In the current period of trade wars, it is essential to encourage the younger generations to participate in technological development instead of resigning themselves to the idea that many of today’s jobs will be carried out by robots.
That’s why a multitude of organizations are developing programs to promote careers in STEM (Science, Technology, Engineering and Mathematics) to make sure that, as a society, we don’t fall behind in the research and development fields, and that we give our young people options for the future with which they can support themselves.
I am one of the volunteers who go to schools to explain the benefits of engineering, and while I don’t have anything to do with the liberal arts (although I enjoy reading a history book as much as anyone else), I feel it is important to understand that, even if you want to be a philologist, you’re going to have to relate to artificial intelligence.

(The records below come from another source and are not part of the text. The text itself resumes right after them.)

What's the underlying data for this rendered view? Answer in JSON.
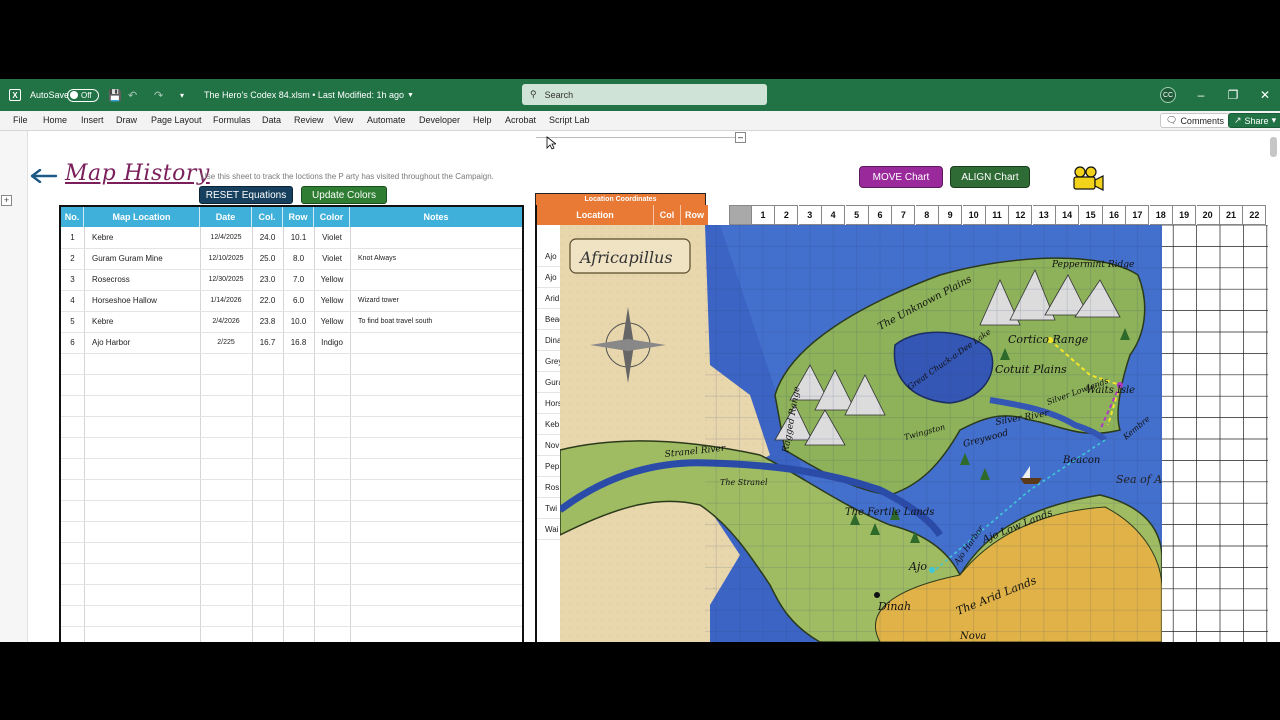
{
  "titlebar": {
    "autosave_label": "AutoSave",
    "autosave_state": "Off",
    "file_title": "The Hero's Codex 84.xlsm • Last Modified: 1h ago",
    "search_placeholder": "Search",
    "avatar_initials": "CC"
  },
  "menu": {
    "items": [
      "File",
      "Home",
      "Insert",
      "Draw",
      "Page Layout",
      "Formulas",
      "Data",
      "Review",
      "View",
      "Automate",
      "Developer",
      "Help",
      "Acrobat",
      "Script Lab"
    ],
    "comments_label": "Comments",
    "share_label": "Share"
  },
  "sheet": {
    "title": "Map History",
    "instructions": "Use this sheet to track the loctions the P arty has visited throughout the Campaign.",
    "reset_button": "RESET Equations",
    "update_button": "Update Colors",
    "move_button": "MOVE Chart",
    "align_button": "ALIGN Chart"
  },
  "history": {
    "headers": [
      "No.",
      "Map Location",
      "Date",
      "Col.",
      "Row",
      "Color",
      "Notes"
    ],
    "rows": [
      {
        "no": "1",
        "location": "Kebre",
        "date": "12/4/2025",
        "col": "24.0",
        "row": "10.1",
        "color": "Violet",
        "notes": ""
      },
      {
        "no": "2",
        "location": "Guram Guram Mine",
        "date": "12/10/2025",
        "col": "25.0",
        "row": "8.0",
        "color": "Violet",
        "notes": "Knot Always"
      },
      {
        "no": "3",
        "location": "Rosecross",
        "date": "12/30/2025",
        "col": "23.0",
        "row": "7.0",
        "color": "Yellow",
        "notes": ""
      },
      {
        "no": "4",
        "location": "Horseshoe Hallow",
        "date": "1/14/2026",
        "col": "22.0",
        "row": "6.0",
        "color": "Yellow",
        "notes": "Wizard tower"
      },
      {
        "no": "5",
        "location": "Kebre",
        "date": "2/4/2026",
        "col": "23.8",
        "row": "10.0",
        "color": "Yellow",
        "notes": "To find boat travel south"
      },
      {
        "no": "6",
        "location": "Ajo Harbor",
        "date": "2/225",
        "col": "16.7",
        "row": "16.8",
        "color": "Indigo",
        "notes": ""
      }
    ]
  },
  "location_coords": {
    "banner": "Location Coordinates",
    "headers": [
      "Location",
      "Col",
      "Row"
    ],
    "visible_names": [
      "Ajo",
      "Ajo",
      "Arid",
      "Beac",
      "Dina",
      "Grey",
      "Gura",
      "Hors",
      "Keb",
      "Nov",
      "Pep",
      "Ros",
      "Twi",
      "Wai"
    ]
  },
  "grid": {
    "columns": [
      "1",
      "2",
      "3",
      "4",
      "5",
      "6",
      "7",
      "8",
      "9",
      "10",
      "11",
      "12",
      "13",
      "14",
      "15",
      "16",
      "17",
      "18",
      "19",
      "20",
      "21",
      "22"
    ]
  },
  "map": {
    "title": "Africapillus",
    "labels": {
      "peppermint": "Peppermint Ridge",
      "unknown_plains": "The Unknown Plains",
      "cortico": "Cortico Range",
      "cotuit": "Cotuit Plains",
      "waits": "Waits Isle",
      "chuck_lake": "Great Chuck-a-Dee Lake",
      "ragged": "Ragged Range",
      "twingston": "Twingston",
      "greywood": "Greywood",
      "silver_river": "Silver River",
      "silver_lowlands": "Silver Lowlands",
      "kembre": "Kembre",
      "beacon": "Beacon",
      "sea_artos": "Sea of Artos",
      "strane_river": "Stranel River",
      "the_strane": "The Stranel",
      "fertile": "The Fertile Lands",
      "ajo": "Ajo",
      "ajo_harbor": "Ajo Harbor",
      "ajo_low": "Ajo Low Lands",
      "arid": "The Arid Lands",
      "dinah": "Dinah",
      "nova": "Nova"
    }
  },
  "colors": {
    "excel_green": "#217346",
    "header_blue": "#3fb0d9",
    "location_orange": "#e87a36",
    "move_purple": "#9a2a9c",
    "align_green": "#2f6b35"
  }
}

Goodbye to pure liberal arts, hello to a fusion of knowledge.
It’s especially necessary to motivate girls to choose this type of careers, because –either for historical reasons or a lack of models or because of prejudices– they are increasingly removed from these kinds of studies, choosing only the bio-sanitary branch. Naturally we need great brains in medicine, but we can’t neglect the technological talent of half of the population. It’s curious, because when you present a robotics workshop to preschoolers or kids in the first few grades, both boys and girls are equally excited when playing with the robots. But in the school years closer to university, there is a notable gender gap.

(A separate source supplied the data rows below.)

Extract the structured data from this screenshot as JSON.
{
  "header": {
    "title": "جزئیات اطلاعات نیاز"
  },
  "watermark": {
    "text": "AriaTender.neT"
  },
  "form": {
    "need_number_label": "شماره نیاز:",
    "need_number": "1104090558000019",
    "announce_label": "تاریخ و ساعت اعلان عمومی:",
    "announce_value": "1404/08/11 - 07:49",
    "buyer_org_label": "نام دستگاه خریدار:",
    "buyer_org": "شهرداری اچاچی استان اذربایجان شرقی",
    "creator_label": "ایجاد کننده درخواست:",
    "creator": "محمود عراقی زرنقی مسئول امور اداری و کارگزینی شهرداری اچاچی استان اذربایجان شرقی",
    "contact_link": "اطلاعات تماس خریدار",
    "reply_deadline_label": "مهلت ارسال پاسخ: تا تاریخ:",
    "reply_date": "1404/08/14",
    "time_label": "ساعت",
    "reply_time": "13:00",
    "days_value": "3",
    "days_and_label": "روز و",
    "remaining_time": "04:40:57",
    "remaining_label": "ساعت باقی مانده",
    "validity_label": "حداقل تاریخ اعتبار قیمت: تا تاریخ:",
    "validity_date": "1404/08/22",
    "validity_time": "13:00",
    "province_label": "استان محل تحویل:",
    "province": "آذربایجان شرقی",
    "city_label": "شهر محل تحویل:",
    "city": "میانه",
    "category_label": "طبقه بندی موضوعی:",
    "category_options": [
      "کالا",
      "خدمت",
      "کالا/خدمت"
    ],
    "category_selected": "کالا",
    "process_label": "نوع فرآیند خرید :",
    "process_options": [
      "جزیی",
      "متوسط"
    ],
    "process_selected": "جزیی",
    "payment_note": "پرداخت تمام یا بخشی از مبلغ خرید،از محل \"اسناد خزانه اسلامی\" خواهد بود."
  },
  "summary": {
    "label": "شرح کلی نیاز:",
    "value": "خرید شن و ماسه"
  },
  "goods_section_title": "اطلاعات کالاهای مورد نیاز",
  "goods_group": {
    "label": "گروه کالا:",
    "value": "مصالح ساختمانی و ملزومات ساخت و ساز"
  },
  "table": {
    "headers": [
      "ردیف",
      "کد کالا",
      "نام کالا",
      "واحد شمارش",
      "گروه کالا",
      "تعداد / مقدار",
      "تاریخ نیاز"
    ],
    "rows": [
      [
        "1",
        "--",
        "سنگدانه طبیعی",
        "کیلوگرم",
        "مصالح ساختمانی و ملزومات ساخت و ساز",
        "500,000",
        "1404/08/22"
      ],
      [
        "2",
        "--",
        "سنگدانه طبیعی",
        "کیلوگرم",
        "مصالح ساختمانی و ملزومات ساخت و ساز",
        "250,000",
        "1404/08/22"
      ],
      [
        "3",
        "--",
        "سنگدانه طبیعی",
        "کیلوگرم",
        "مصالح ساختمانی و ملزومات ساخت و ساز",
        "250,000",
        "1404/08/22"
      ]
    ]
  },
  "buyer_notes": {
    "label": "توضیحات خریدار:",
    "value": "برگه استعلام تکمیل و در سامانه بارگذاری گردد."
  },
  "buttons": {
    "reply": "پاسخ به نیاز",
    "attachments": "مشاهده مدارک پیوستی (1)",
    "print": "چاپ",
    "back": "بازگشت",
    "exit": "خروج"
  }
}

One of the best tactics for changing this situation is to talk to girls during their secondary education about little-known female scientists –which, to be honest, means just about all of them. It’s tremendously motivating when the girls see themselves reflected in those fabulous scientific pioneers, and imagine how they too can take the next giant step in scientific research. It’s only relatively recently that we’ve begun presenting these workshops on all levels, but the feedback we’re getting indicates that over the next five years there will be more parity in the physics and engineering classrooms.
The situation is improving in many European countries (the UK is one of the places that promotes the most STEM programs for women) and also in the United States, where even Michelle Obama is getting involved with regard to equality among leaders. And it’s also interesting to look eastward: not as far as the Far East but to the Middle East.
This past summer I had the chance to travel to Abu Dhabi with Ibticae S.L., a Spanish engineering consultancy firm that also trains people. We were contracted by the Emirates for a project financed by the Mubadala investment firm aimed at promoting STEM vocations. We’re talking about a country whose young people could study whatever they like but who systematically avoid the sciences. The boys choose to study finance so as to manage family resources, while the girls –unlike in Western countries– do choose the more technical professions (petrochemical engineering, to be exact) although not in large numbers. It’s not that these countries are going to run out of petroleum in the near future, but they realize that to depend on foreign talent to manage their natural resources isn’t the best strategy, and the women are very clear about this.
I think that Ibticae’s work in the region, with a challenge based on drones and the mythical ‘eggdrop,’ will make a significant difference. The students who took part in the program are unanimous: “The best experience of my life. I’m going to be an engineer.”